Exercise:
The material below must be restated exactly, line by line.

================

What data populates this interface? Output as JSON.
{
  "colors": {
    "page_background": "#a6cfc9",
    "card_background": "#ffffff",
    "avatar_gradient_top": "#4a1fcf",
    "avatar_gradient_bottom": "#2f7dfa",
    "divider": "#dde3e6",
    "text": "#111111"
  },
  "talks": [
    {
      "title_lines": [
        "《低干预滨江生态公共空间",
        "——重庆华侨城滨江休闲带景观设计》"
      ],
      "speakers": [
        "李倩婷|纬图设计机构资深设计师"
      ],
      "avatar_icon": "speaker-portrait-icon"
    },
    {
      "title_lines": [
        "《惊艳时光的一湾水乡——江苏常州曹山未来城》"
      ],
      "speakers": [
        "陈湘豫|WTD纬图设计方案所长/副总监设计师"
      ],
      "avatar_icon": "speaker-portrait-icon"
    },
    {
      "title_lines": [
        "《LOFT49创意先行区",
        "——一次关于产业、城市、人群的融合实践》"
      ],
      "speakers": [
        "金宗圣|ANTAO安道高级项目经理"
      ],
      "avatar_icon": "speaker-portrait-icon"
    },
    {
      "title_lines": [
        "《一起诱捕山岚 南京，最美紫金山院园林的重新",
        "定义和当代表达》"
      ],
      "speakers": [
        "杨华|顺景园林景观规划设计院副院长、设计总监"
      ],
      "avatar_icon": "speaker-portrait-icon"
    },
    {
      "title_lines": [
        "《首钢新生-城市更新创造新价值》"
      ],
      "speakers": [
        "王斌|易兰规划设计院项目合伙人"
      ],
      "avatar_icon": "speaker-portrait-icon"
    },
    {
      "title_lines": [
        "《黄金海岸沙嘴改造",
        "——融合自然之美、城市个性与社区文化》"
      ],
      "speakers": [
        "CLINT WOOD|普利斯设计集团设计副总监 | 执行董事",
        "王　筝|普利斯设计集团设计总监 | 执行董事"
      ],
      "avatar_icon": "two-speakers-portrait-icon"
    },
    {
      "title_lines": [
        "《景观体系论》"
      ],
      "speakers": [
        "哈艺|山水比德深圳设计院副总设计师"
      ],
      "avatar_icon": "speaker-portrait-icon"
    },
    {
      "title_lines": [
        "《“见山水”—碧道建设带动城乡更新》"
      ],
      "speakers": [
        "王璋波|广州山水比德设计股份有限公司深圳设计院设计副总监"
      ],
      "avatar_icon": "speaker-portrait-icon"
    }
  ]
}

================

Solved exercise:
What data populates this interface? Output as JSON.
{
  "colors": {
    "page_background": "#a6cfc9",
    "card_background": "#ffffff",
    "avatar_gradient_top": "#4a1fcf",
    "avatar_gradient_bottom": "#2f7dfa",
    "divider": "#dde3e6",
    "text": "#111111"
  },
  "talks": [
    {
      "title_lines": [
        "《低干预滨江生态公共空间",
        "——重庆华侨城滨江休闲带景观设计》"
      ],
      "speakers": [
        "李倩婷|纬图设计机构资深设计师"
      ],
      "avatar_icon": "speaker-portrait-icon"
    },
    {
      "title_lines": [
        "《惊艳时光的一湾水乡——江苏常州曹山未来城》"
      ],
      "speakers": [
        "陈湘豫|WTD纬图设计方案所长/副总监设计师"
      ],
      "avatar_icon": "speaker-portrait-icon"
    },
    {
      "title_lines": [
        "《LOFT49创意先行区",
        "——一次关于产业、城市、人群的融合实践》"
      ],
      "speakers": [
        "金宗圣|ANTAO安道高级项目经理"
      ],
      "avatar_icon": "speaker-portrait-icon"
    },
    {
      "title_lines": [
        "《一起诱捕山岚 南京，最美紫金山院园林的重新",
        "定义和当代表达》"
      ],
      "speakers": [
        "杨华|顺景园林景观规划设计院副院长、设计总监"
      ],
      "avatar_icon": "speaker-portrait-icon"
    },
    {
      "title_lines": [
        "《首钢新生-城市更新创造新价值》"
      ],
      "speakers": [
        "王斌|易兰规划设计院项目合伙人"
      ],
      "avatar_icon": "speaker-portrait-icon"
    },
    {
      "title_lines": [
        "《黄金海岸沙嘴改造",
        "——融合自然之美、城市个性与社区文化》"
      ],
      "speakers": [
        "CLINT WOOD|普利斯设计集团设计副总监 | 执行董事",
        "王　筝|普利斯设计集团设计总监 | 执行董事"
      ],
      "avatar_icon": "two-speakers-portrait-icon"
    },
    {
      "title_lines": [
        "《景观体系论》"
      ],
      "speakers": [
        "哈艺|山水比德深圳设计院副总设计师"
      ],
      "avatar_icon": "speaker-portrait-icon"
    },
    {
      "title_lines": [
        "《“见山水”—碧道建设带动城乡更新》"
      ],
      "speakers": [
        "王璋波|广州山水比德设计股份有限公司深圳设计院设计副总监"
      ],
      "avatar_icon": "speaker-portrait-icon"
    }
  ]
}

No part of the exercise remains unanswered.